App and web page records
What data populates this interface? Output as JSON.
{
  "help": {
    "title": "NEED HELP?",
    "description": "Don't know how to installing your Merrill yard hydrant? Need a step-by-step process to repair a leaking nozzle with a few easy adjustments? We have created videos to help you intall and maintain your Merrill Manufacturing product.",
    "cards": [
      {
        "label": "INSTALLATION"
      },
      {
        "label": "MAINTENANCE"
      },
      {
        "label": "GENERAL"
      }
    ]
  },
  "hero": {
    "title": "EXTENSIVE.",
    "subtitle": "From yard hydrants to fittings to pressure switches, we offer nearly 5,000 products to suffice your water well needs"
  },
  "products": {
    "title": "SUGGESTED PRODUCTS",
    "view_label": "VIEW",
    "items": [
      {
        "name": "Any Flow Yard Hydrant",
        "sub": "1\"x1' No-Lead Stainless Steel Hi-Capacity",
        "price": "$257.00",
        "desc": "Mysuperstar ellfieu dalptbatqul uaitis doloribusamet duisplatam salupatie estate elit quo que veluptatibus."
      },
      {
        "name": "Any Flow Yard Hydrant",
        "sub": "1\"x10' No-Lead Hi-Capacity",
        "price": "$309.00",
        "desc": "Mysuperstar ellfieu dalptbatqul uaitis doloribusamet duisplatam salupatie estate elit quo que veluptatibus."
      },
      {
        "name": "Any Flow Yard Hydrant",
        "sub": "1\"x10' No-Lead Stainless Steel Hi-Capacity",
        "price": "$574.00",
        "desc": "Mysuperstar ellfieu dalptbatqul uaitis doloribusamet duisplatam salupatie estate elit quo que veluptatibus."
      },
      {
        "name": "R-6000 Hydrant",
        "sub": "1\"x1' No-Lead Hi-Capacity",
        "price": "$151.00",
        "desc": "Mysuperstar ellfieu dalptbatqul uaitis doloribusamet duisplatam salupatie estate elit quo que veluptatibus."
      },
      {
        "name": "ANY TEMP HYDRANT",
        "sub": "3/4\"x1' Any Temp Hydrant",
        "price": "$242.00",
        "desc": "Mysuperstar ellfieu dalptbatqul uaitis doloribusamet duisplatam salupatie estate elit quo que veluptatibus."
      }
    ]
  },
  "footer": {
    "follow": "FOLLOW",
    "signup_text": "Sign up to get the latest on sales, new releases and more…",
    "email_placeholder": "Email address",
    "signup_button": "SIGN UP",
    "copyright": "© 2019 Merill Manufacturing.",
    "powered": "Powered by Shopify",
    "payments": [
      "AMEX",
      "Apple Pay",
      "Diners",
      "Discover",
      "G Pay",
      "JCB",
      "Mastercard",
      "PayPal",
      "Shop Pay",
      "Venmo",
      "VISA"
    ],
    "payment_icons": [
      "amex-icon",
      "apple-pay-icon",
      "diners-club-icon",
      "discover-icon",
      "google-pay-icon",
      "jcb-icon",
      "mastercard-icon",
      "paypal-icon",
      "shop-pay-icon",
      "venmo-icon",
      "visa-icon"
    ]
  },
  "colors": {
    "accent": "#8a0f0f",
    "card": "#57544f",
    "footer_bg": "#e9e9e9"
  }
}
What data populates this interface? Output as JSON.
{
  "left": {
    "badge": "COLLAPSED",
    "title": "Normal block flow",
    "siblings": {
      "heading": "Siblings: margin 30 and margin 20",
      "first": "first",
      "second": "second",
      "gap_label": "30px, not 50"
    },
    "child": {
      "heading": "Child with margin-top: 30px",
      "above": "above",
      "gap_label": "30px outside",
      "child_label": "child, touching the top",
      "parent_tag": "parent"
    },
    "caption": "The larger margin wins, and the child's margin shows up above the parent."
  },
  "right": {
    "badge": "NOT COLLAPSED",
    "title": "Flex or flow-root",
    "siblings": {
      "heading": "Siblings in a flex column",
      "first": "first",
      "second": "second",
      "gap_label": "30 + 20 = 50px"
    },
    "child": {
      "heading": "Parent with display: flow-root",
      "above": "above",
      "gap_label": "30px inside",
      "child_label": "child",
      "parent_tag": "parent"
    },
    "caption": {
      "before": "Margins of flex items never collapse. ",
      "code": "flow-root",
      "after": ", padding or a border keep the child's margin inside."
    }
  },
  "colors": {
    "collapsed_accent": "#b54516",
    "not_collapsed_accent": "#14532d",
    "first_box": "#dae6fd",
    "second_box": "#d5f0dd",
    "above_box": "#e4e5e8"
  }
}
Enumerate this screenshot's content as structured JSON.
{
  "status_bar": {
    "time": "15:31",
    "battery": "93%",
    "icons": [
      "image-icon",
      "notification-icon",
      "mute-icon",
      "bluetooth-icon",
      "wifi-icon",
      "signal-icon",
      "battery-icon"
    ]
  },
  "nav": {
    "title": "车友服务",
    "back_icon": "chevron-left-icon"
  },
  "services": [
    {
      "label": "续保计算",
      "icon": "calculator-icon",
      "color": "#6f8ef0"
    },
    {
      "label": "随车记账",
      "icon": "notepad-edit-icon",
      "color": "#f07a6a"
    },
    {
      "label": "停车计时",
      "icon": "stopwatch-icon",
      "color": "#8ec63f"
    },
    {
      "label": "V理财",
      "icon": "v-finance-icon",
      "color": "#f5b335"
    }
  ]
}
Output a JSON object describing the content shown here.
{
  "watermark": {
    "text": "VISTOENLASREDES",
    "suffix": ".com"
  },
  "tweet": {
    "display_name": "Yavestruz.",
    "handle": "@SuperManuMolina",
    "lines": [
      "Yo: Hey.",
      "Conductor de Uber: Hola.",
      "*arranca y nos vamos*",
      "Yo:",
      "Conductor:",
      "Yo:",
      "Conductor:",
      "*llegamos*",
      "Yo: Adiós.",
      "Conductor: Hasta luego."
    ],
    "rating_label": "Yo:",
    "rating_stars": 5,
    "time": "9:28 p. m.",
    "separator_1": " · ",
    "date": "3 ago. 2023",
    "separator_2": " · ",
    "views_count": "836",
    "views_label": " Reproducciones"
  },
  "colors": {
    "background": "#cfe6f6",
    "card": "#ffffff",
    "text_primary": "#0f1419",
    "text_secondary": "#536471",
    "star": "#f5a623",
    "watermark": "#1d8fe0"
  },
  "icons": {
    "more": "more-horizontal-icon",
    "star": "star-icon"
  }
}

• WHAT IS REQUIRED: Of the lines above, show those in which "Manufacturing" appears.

• WRITTEN REPLY:
    "description": "Don't know how to installing your Merrill yard hydrant? Need a step-by-step process to repair a leaking nozzle with a few easy adjustments? We have created videos to help you intall and maintain your Merrill Manufacturing product.",
    "copyright": "© 2019 Merill Manufacturing.",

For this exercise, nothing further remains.